• [What you have to do]:
Return the data below exactly, please, but drop the pictures.

App and web page records
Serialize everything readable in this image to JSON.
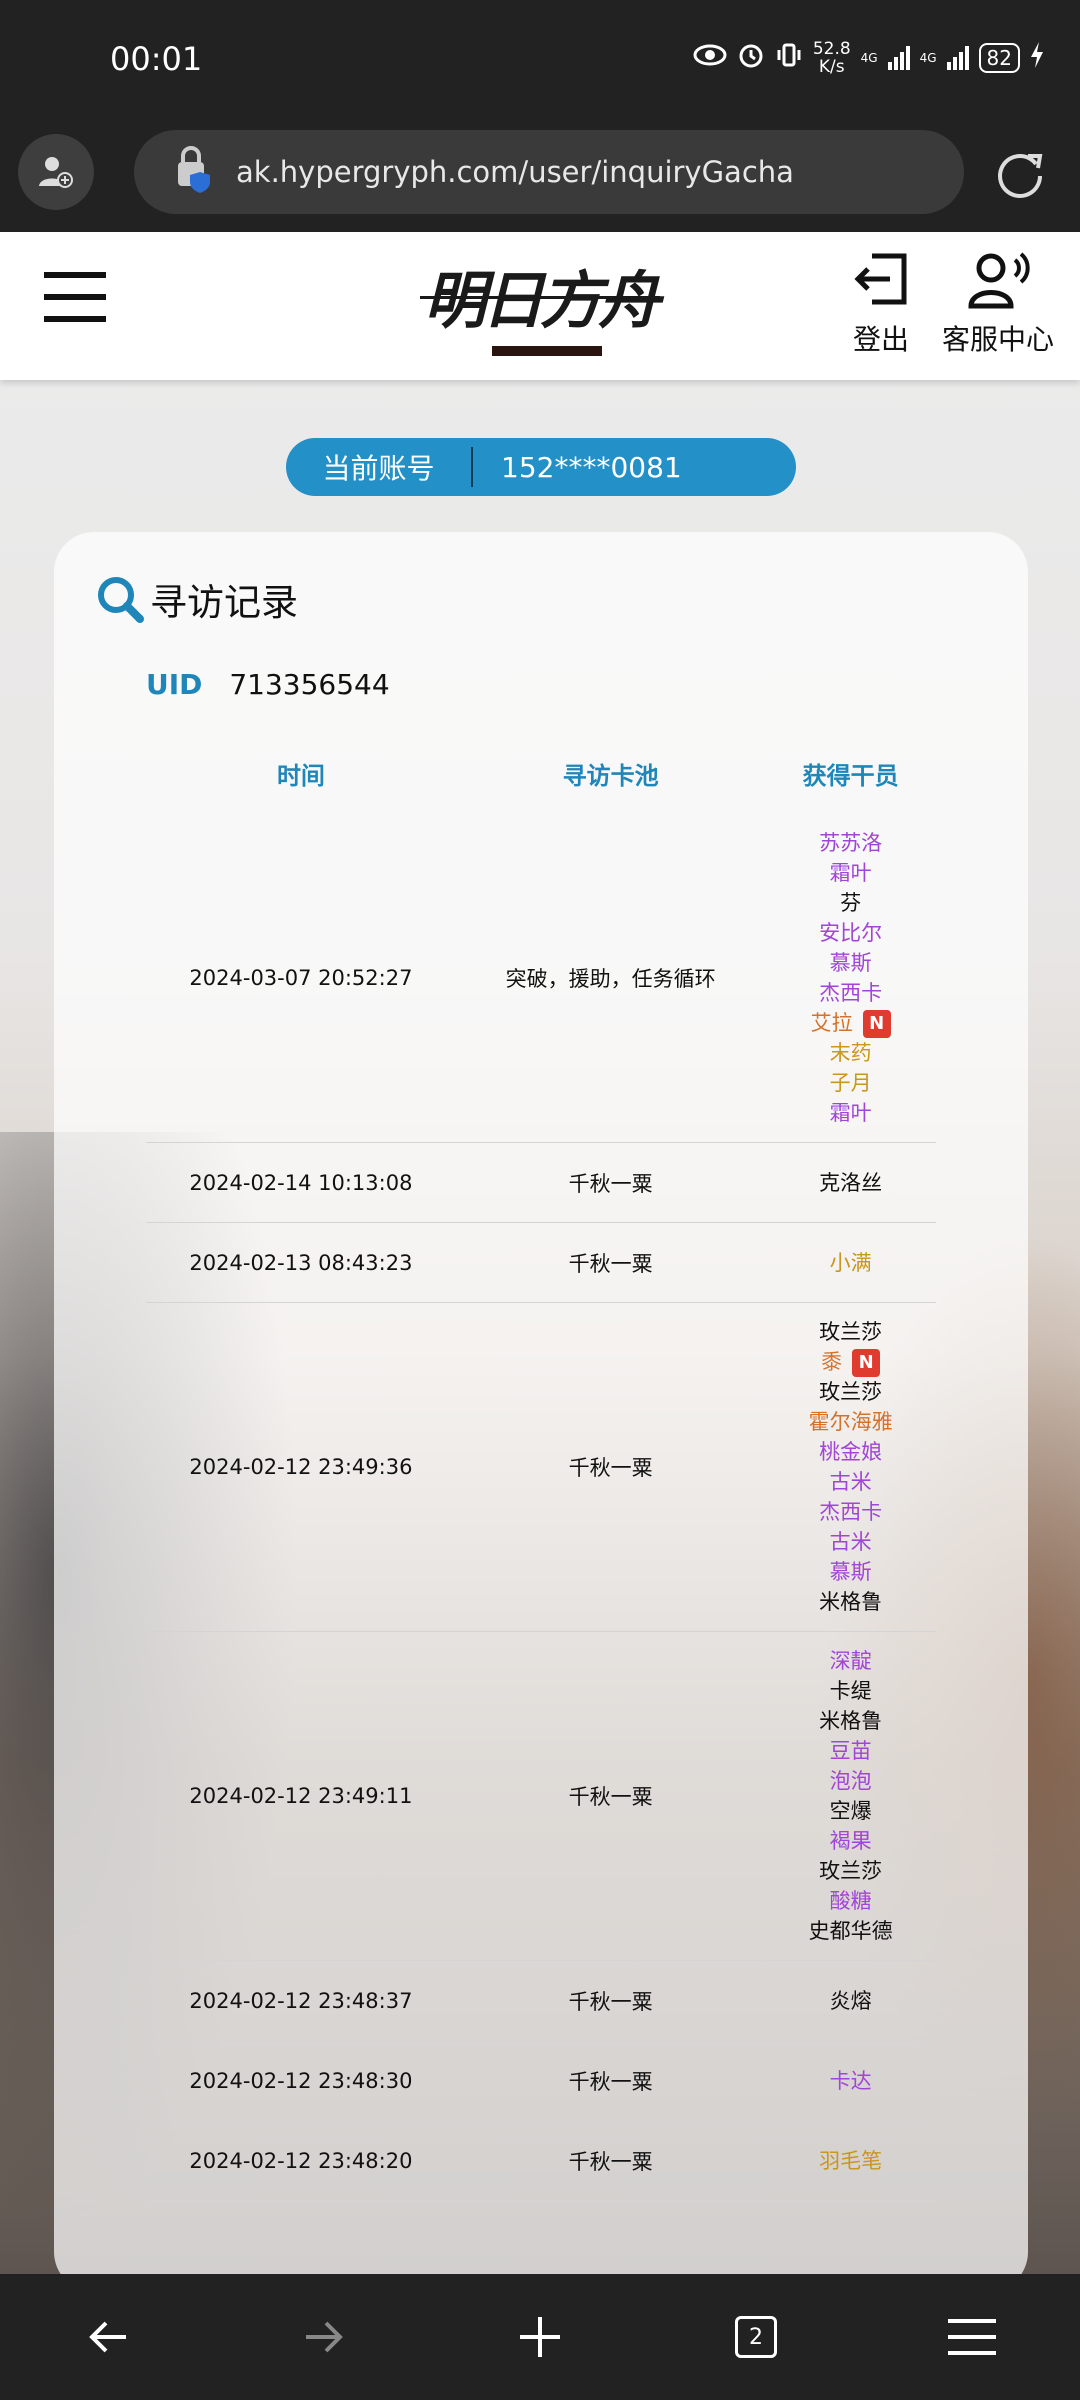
{
  "status_bar": {
    "time": "00:01",
    "net_speed_value": "52.8",
    "net_speed_unit": "K/s",
    "net_type": "4G",
    "battery": "82"
  },
  "browser": {
    "url": "ak.hypergryph.com/user/inquiryGacha",
    "tab_count": "2"
  },
  "header": {
    "logo_text": "明日方舟",
    "logout_label": "登出",
    "service_label": "客服中心"
  },
  "account": {
    "label": "当前账号",
    "value": "152****0081"
  },
  "card": {
    "title": "寻访记录",
    "uid_label": "UID",
    "uid_value": "713356544"
  },
  "table": {
    "columns": [
      "时间",
      "寻访卡池",
      "获得干员"
    ],
    "rows": [
      {
        "time": "2024-03-07 20:52:27",
        "pool": "突破，援助，任务循环",
        "ops": [
          {
            "name": "苏苏洛",
            "rarity": "r4"
          },
          {
            "name": "霜叶",
            "rarity": "r4"
          },
          {
            "name": "芬",
            "rarity": "r3"
          },
          {
            "name": "安比尔",
            "rarity": "r4"
          },
          {
            "name": "慕斯",
            "rarity": "r4"
          },
          {
            "name": "杰西卡",
            "rarity": "r4"
          },
          {
            "name": "艾拉",
            "rarity": "r6",
            "new": "N"
          },
          {
            "name": "末药",
            "rarity": "r5"
          },
          {
            "name": "子月",
            "rarity": "r5"
          },
          {
            "name": "霜叶",
            "rarity": "r4"
          }
        ]
      },
      {
        "time": "2024-02-14 10:13:08",
        "pool": "千秋一粟",
        "ops": [
          {
            "name": "克洛丝",
            "rarity": "r3"
          }
        ]
      },
      {
        "time": "2024-02-13 08:43:23",
        "pool": "千秋一粟",
        "ops": [
          {
            "name": "小满",
            "rarity": "r5"
          }
        ]
      },
      {
        "time": "2024-02-12 23:49:36",
        "pool": "千秋一粟",
        "ops": [
          {
            "name": "玫兰莎",
            "rarity": "r3"
          },
          {
            "name": "黍",
            "rarity": "r6",
            "new": "N"
          },
          {
            "name": "玫兰莎",
            "rarity": "r3"
          },
          {
            "name": "霍尔海雅",
            "rarity": "r6"
          },
          {
            "name": "桃金娘",
            "rarity": "r4"
          },
          {
            "name": "古米",
            "rarity": "r4"
          },
          {
            "name": "杰西卡",
            "rarity": "r4"
          },
          {
            "name": "古米",
            "rarity": "r4"
          },
          {
            "name": "慕斯",
            "rarity": "r4"
          },
          {
            "name": "米格鲁",
            "rarity": "r3"
          }
        ]
      },
      {
        "time": "2024-02-12 23:49:11",
        "pool": "千秋一粟",
        "ops": [
          {
            "name": "深靛",
            "rarity": "r4"
          },
          {
            "name": "卡缇",
            "rarity": "r3"
          },
          {
            "name": "米格鲁",
            "rarity": "r3"
          },
          {
            "name": "豆苗",
            "rarity": "r4"
          },
          {
            "name": "泡泡",
            "rarity": "r4"
          },
          {
            "name": "空爆",
            "rarity": "r3"
          },
          {
            "name": "褐果",
            "rarity": "r4"
          },
          {
            "name": "玫兰莎",
            "rarity": "r3"
          },
          {
            "name": "酸糖",
            "rarity": "r4"
          },
          {
            "name": "史都华德",
            "rarity": "r3"
          }
        ]
      },
      {
        "time": "2024-02-12 23:48:37",
        "pool": "千秋一粟",
        "ops": [
          {
            "name": "炎熔",
            "rarity": "r3"
          }
        ]
      },
      {
        "time": "2024-02-12 23:48:30",
        "pool": "千秋一粟",
        "ops": [
          {
            "name": "卡达",
            "rarity": "r4"
          }
        ]
      },
      {
        "time": "2024-02-12 23:48:20",
        "pool": "千秋一粟",
        "ops": [
          {
            "name": "羽毛笔",
            "rarity": "r5"
          }
        ]
      }
    ]
  },
  "colors": {
    "accent": "#2390c8",
    "rarity_6": "#d4722b",
    "rarity_5": "#c9961e",
    "rarity_4": "#a145d6",
    "rarity_3": "#111111",
    "new_badge": "#e03b2f"
  }
}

• [Written solution]:
Serialize everything readable in this image to JSON.
{
  "status_bar": {
    "time": "00:01",
    "net_speed_value": "52.8",
    "net_speed_unit": "K/s",
    "net_type": "4G",
    "battery": "82"
  },
  "browser": {
    "url": "ak.hypergryph.com/user/inquiryGacha",
    "tab_count": "2"
  },
  "header": {
    "logo_text": "明日方舟",
    "logout_label": "登出",
    "service_label": "客服中心"
  },
  "account": {
    "label": "当前账号",
    "value": "152****0081"
  },
  "card": {
    "title": "寻访记录",
    "uid_label": "UID",
    "uid_value": "713356544"
  },
  "table": {
    "columns": [
      "时间",
      "寻访卡池",
      "获得干员"
    ],
    "rows": [
      {
        "time": "2024-03-07 20:52:27",
        "pool": "突破，援助，任务循环",
        "ops": [
          {
            "name": "苏苏洛",
            "rarity": "r4"
          },
          {
            "name": "霜叶",
            "rarity": "r4"
          },
          {
            "name": "芬",
            "rarity": "r3"
          },
          {
            "name": "安比尔",
            "rarity": "r4"
          },
          {
            "name": "慕斯",
            "rarity": "r4"
          },
          {
            "name": "杰西卡",
            "rarity": "r4"
          },
          {
            "name": "艾拉",
            "rarity": "r6",
            "new": "N"
          },
          {
            "name": "末药",
            "rarity": "r5"
          },
          {
            "name": "子月",
            "rarity": "r5"
          },
          {
            "name": "霜叶",
            "rarity": "r4"
          }
        ]
      },
      {
        "time": "2024-02-14 10:13:08",
        "pool": "千秋一粟",
        "ops": [
          {
            "name": "克洛丝",
            "rarity": "r3"
          }
        ]
      },
      {
        "time": "2024-02-13 08:43:23",
        "pool": "千秋一粟",
        "ops": [
          {
            "name": "小满",
            "rarity": "r5"
          }
        ]
      },
      {
        "time": "2024-02-12 23:49:36",
        "pool": "千秋一粟",
        "ops": [
          {
            "name": "玫兰莎",
            "rarity": "r3"
          },
          {
            "name": "黍",
            "rarity": "r6",
            "new": "N"
          },
          {
            "name": "玫兰莎",
            "rarity": "r3"
          },
          {
            "name": "霍尔海雅",
            "rarity": "r6"
          },
          {
            "name": "桃金娘",
            "rarity": "r4"
          },
          {
            "name": "古米",
            "rarity": "r4"
          },
          {
            "name": "杰西卡",
            "rarity": "r4"
          },
          {
            "name": "古米",
            "rarity": "r4"
          },
          {
            "name": "慕斯",
            "rarity": "r4"
          },
          {
            "name": "米格鲁",
            "rarity": "r3"
          }
        ]
      },
      {
        "time": "2024-02-12 23:49:11",
        "pool": "千秋一粟",
        "ops": [
          {
            "name": "深靛",
            "rarity": "r4"
          },
          {
            "name": "卡缇",
            "rarity": "r3"
          },
          {
            "name": "米格鲁",
            "rarity": "r3"
          },
          {
            "name": "豆苗",
            "rarity": "r4"
          },
          {
            "name": "泡泡",
            "rarity": "r4"
          },
          {
            "name": "空爆",
            "rarity": "r3"
          },
          {
            "name": "褐果",
            "rarity": "r4"
          },
          {
            "name": "玫兰莎",
            "rarity": "r3"
          },
          {
            "name": "酸糖",
            "rarity": "r4"
          },
          {
            "name": "史都华德",
            "rarity": "r3"
          }
        ]
      },
      {
        "time": "2024-02-12 23:48:37",
        "pool": "千秋一粟",
        "ops": [
          {
            "name": "炎熔",
            "rarity": "r3"
          }
        ]
      },
      {
        "time": "2024-02-12 23:48:30",
        "pool": "千秋一粟",
        "ops": [
          {
            "name": "卡达",
            "rarity": "r4"
          }
        ]
      },
      {
        "time": "2024-02-12 23:48:20",
        "pool": "千秋一粟",
        "ops": [
          {
            "name": "羽毛笔",
            "rarity": "r5"
          }
        ]
      }
    ]
  },
  "colors": {
    "accent": "#2390c8",
    "rarity_6": "#d4722b",
    "rarity_5": "#c9961e",
    "rarity_4": "#a145d6",
    "rarity_3": "#111111",
    "new_badge": "#e03b2f"
  }
}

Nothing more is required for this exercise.